Pickleball is sweeping parks and courts across the nation, and officials in Henry County and Martinsville want to be among the communities bringing the sport to the state.
Local officials, along with representatives from the Martinsville-based Harvest Foundation, recently announced the pending construction of outdoor pickleball courts.
“With pickleball rapidly gaining popularity, we’re thrilled to provide our residents with courts where they can enjoy the game and lead an active lifestyle,” said Martinsville Mayor L.C. Jones.
Tentatively planned for eight tennis courts throughout Martinsville and Henry County, including at Martinsville High School, the Spruce Street tennis courts and Jaycee Park, the pickleball project was made possible by a pair of grants from the Harvest Foundation totaling $50,000.
[Disclosure: The Harvest Foundation is one of our donors, but donors have no say in news decisions; see our policy.]
The grants are from the foundation’s Pick up the Pace! Program, which allocates grant dollars for projects for activity-based programs like refurbished tennis and pickleball courts. Grants can total up to $25,000, according to Sandy Strayer, Harvest’s program officer.
“These two grants will enhance recreational offerings in our community, provide avenues for physical activity, and community engagement, in addition to representing an investment in the overall well-being of our community,” Strayer said. “This program exemplifies what can be achieved when we work together for a common goal.”
Martinsville and Henry County are just two of the most recent communities in Virginia to take part in the growing sport. Among the others in the region: Botetourt County in June announced a new community program spotlighting pickleball, while Roanoke County recently unveiled a new court at its Walrond Park.
Roger Adams, director of parks and recreation in Henry County, has a tentative timeline of late spring for the completion of courts there.
“They’ll probably start working in the spring,” Adams said. “They really can’t do that type of work during the winter — it needs to be a certain temperature outside.”
He added that the work will largely entail refurbishing existing tennis courts, such as repainting lines and installing new nets. Adams said that tennis enthusiasts will still be able to play on the courts even after the renovations.
While pickleball and tennis are distinct from each other, Adams explained, they can be played on similar courts. This is due to the similarities between the two sports — pickleball is tennis’ slower-paced counterpart.
“It’s a great workout and you don’t have to run as much as you do in tennis,” Adams said. “Even for younger people, it’s a fun game … that people of all ages seem to love playing.”
Invented in 1965 by lawmakers Joel Pritchard, Barney McCallum and Bill Bell in Washington state, pickleball is largely played as a less strenuous alternative to tennis. It stands at the intersection of tennis, badminton and ping-pong.
It’s played on a badminton-sized court, which is considerably smaller than a standard tennis court, with a net that is 2 inches lower.
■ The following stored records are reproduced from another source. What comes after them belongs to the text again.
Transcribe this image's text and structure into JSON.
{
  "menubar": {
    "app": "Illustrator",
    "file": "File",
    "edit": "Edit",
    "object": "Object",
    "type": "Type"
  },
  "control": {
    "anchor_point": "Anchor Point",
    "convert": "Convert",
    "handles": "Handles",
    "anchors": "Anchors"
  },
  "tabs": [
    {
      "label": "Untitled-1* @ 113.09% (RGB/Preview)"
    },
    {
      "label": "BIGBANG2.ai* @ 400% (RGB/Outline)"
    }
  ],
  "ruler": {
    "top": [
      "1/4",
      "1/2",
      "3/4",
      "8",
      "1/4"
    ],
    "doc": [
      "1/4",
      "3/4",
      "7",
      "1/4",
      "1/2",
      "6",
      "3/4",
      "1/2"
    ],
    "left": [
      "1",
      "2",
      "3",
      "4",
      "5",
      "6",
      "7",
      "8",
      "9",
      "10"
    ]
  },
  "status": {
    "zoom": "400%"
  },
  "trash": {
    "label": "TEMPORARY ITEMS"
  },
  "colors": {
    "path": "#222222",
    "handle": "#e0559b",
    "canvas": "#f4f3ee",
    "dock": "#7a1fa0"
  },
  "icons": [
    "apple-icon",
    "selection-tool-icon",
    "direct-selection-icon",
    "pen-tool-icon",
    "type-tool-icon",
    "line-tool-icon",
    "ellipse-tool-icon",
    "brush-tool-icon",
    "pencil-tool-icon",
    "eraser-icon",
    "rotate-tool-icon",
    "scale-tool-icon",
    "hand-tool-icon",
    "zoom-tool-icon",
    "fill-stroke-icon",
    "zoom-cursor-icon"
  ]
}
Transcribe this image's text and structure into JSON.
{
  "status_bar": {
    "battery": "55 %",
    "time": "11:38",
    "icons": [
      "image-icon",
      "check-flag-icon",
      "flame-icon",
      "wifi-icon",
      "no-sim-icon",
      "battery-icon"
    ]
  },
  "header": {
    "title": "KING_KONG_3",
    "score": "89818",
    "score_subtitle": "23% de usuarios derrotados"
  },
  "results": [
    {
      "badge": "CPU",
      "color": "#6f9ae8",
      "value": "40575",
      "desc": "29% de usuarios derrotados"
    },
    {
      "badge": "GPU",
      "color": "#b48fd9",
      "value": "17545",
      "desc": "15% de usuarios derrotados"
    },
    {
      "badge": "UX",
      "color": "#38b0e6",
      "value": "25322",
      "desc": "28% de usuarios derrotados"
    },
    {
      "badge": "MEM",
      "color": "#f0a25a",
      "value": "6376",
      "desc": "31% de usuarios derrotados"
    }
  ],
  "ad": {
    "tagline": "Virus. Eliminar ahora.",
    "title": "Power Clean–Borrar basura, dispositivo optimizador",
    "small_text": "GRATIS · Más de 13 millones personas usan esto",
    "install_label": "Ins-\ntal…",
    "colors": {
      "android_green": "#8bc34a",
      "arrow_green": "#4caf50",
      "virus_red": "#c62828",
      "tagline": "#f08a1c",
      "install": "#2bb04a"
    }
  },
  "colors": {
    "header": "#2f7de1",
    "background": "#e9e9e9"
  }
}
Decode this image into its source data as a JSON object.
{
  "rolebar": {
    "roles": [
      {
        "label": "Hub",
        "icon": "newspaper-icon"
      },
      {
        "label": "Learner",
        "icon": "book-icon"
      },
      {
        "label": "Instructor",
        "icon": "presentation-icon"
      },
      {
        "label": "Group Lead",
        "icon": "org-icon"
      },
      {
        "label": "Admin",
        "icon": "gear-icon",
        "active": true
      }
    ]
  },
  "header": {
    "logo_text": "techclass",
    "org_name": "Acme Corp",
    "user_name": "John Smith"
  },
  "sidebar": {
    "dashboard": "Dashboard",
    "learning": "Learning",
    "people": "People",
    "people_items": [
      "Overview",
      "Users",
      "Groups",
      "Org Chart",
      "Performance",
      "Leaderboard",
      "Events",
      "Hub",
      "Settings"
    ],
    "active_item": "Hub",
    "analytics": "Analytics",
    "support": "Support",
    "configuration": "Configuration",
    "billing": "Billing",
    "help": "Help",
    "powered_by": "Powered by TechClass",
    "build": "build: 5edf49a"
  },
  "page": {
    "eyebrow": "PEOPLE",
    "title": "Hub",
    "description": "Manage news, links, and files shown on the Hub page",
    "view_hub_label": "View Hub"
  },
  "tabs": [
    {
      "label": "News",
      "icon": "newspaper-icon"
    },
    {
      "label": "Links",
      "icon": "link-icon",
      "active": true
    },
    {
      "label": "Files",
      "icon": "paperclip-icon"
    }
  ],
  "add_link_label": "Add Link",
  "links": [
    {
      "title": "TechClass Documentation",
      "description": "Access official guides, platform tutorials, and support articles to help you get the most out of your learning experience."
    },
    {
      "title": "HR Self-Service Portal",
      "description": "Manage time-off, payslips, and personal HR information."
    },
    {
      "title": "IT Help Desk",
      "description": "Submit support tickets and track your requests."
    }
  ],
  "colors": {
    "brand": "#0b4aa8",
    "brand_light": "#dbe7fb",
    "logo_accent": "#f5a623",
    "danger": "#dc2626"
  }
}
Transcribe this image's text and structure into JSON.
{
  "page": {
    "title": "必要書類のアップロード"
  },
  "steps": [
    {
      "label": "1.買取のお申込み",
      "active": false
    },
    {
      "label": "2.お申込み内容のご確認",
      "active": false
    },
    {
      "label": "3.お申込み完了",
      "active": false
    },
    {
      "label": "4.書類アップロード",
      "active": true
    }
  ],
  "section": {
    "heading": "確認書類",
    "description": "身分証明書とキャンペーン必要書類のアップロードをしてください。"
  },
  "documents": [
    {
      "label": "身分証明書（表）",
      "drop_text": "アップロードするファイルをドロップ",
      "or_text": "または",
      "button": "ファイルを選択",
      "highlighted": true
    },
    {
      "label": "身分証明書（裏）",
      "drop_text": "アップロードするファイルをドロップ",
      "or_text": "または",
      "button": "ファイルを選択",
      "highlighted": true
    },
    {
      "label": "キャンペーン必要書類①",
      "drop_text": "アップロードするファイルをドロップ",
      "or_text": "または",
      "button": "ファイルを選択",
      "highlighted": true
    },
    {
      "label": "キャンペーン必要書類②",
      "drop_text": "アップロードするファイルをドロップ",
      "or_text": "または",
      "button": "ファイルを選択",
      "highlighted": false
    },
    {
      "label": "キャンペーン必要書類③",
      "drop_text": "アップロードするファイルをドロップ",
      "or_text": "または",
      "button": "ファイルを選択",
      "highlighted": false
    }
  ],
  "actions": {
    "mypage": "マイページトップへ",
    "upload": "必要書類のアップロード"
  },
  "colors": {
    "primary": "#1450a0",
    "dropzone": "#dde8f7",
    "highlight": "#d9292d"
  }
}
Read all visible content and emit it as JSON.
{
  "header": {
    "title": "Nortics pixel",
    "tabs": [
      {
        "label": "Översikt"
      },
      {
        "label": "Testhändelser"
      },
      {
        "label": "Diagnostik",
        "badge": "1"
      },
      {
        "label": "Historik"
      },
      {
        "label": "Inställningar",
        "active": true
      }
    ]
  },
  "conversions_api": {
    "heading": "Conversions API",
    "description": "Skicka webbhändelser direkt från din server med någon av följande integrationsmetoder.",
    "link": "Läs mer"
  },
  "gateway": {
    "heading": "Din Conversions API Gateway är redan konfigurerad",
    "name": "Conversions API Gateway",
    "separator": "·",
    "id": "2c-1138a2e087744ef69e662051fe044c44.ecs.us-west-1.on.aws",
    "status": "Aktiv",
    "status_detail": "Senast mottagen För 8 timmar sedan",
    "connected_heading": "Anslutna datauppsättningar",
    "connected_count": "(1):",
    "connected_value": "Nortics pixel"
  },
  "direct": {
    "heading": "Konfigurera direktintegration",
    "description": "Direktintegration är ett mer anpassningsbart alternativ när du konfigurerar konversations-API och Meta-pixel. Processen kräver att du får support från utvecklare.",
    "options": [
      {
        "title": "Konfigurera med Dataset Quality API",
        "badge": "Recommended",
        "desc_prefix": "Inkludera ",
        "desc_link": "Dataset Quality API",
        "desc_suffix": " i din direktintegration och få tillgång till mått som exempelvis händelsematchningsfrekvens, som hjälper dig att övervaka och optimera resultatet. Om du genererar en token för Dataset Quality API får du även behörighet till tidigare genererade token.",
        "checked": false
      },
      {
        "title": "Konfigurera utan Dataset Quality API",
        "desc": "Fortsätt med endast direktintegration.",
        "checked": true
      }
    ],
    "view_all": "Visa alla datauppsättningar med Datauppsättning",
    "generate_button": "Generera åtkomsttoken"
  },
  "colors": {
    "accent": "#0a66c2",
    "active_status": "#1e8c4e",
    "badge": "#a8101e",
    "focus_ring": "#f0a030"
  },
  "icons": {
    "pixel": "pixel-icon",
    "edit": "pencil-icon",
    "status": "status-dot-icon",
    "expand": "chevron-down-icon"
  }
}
Participants can play singles or in teams of two, using rackets that are larger than ping-pong paddles but smaller and more solid than those used in tennis. The titular ball is plastic, hollow and dotted with holes, similar to a wiffle ball.
The purpose of the game is to score points by hitting the ball at the opposing side in the hopes the opponent lets it bounce more than once. Although the target score for a victory is 11 points, a player or team must win by two points.
Unlike tennis, which allows for more aggressive jumping overhand serves, pickleball players must serve underhand with at least one foot on the ground. Serves must be sent diagonally and must land beyond the area closest to the net known as the “kitchen.”
While players are allowed to volley, or hit the ball before its initial bounce, doing so in the kitchen is prohibited. The ball must bounce before returning it, while in the kitchen.
While these are the basic rules, players can go down a rabbit hole of strategies and best practices that can add nuance or turn a leisurely match to a fast-paced frenzy. This unpredictability is why Adams believes the game is a good source of exercise, no matter your age.
The project comes when residents and officials alike are taking a closer look at community health factors. As some local leaders announced the pickleball project, other officials released findings from a months-long community health study, spearheaded by the Virginia Department of Health.
The collection of surveys highlighted a number of community wellness data points, including education, health and housing.
Among the findings, Martinsville’s life expectancy, at 67.2 years, is 12 years less than the state average. Henry County has a life expectancy rate of 74.4 years.
Adams said placing an emphasis on community activities such as pickleball is a good start toward achieving the kinds of health outcomes officials would like to see.
“If you look back at the Dick and Willie Trail, when that was first constructed, we heard from people who had never been on a greenway like that,” said Adams, referring to a paved trail that runs through Martinsville and Henry County.
“We heard stories of people who lost a significant amount of weight, stopped having to take medications, just because that trail is available. What I think pickleball will do is give people a new avenue to spark their interest and exercise, improve their health, meet other people and enjoy their recreation time.”